* _WHAT IS REQUIRED_
Find each line in the records below that contains the word "icon", and copy it out.

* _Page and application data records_

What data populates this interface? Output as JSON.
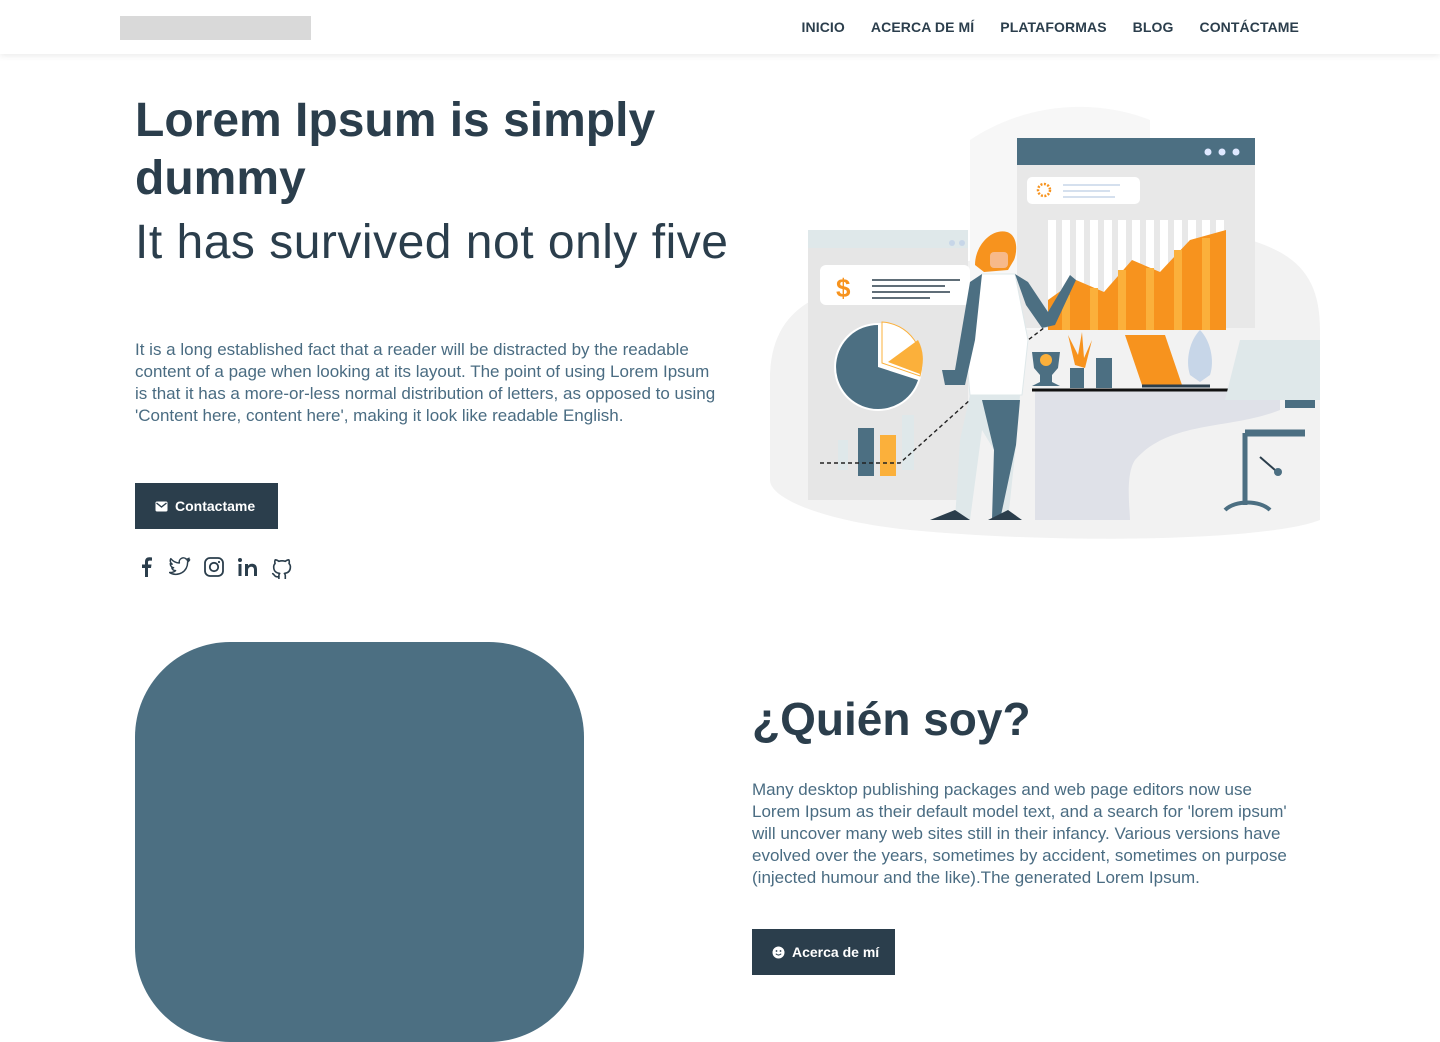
{
  "nav": {
    "items": [
      {
        "label": "INICIO"
      },
      {
        "label": "ACERCA DE MÍ"
      },
      {
        "label": "PLATAFORMAS"
      },
      {
        "label": "BLOG"
      },
      {
        "label": "CONTÁCTAME"
      }
    ]
  },
  "hero": {
    "title": "Lorem Ipsum is simply dummy",
    "subtitle": "It has survived not only five",
    "text": "It is a long established fact that a reader will be distracted by the readable content of a page when looking at its layout. The point of using Lorem Ipsum is that it has a more-or-less normal distribution of letters, as opposed to using 'Content here, content here', making it look like readable English.",
    "button_label": "Contactame",
    "socials": [
      "facebook-icon",
      "twitter-icon",
      "instagram-icon",
      "linkedin-icon",
      "github-icon"
    ]
  },
  "about": {
    "title": "¿Quién soy?",
    "text": "Many desktop publishing packages and web page editors now use Lorem Ipsum as their default model text, and a search for 'lorem ipsum' will uncover many web sites still in their infancy. Various versions have evolved over the years, sometimes by accident, sometimes on purpose (injected humour and the like).The generated Lorem Ipsum.",
    "button_label": "Acerca de mí"
  },
  "colors": {
    "primary": "#2b3e4c",
    "accent": "#4c6f82",
    "orange": "#f7931e",
    "yellow": "#fbb03b"
  }
}
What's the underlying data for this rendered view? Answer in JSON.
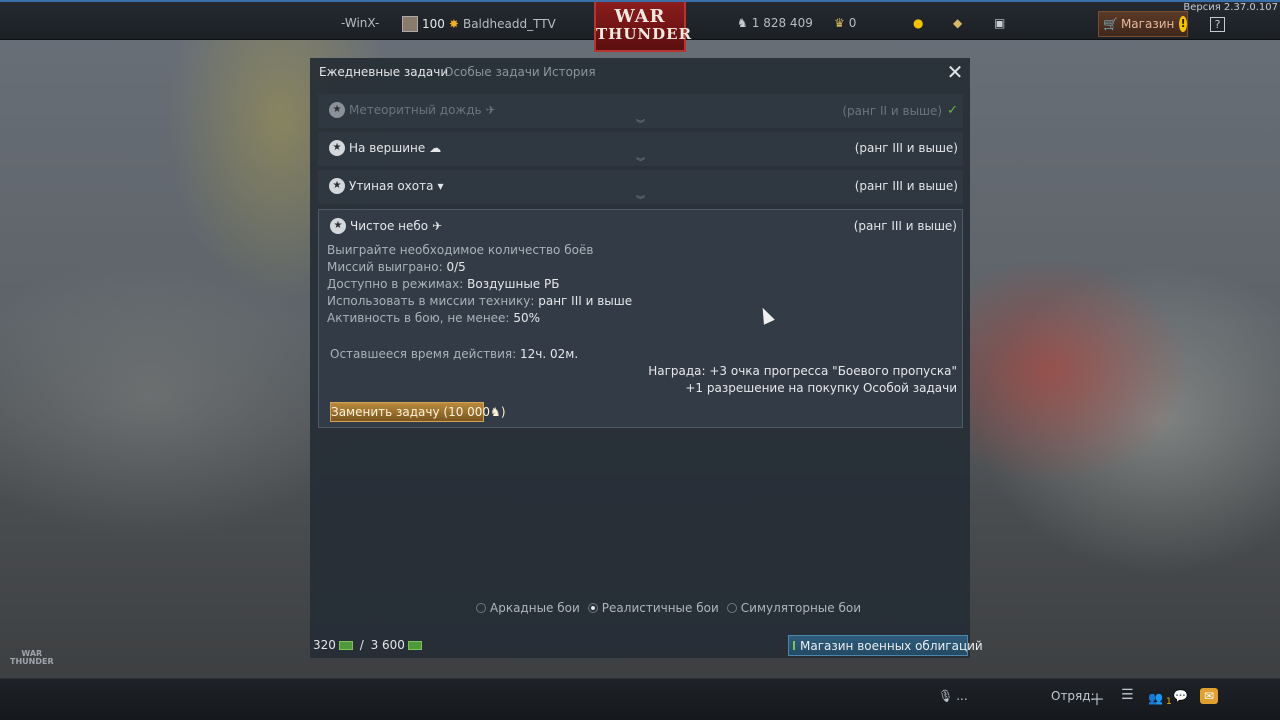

* _ANSWER SECTION_
      "facebook-icon",
      "twitter-icon",
      "instagram-icon",
      "linkedin-icon",
      "github-icon"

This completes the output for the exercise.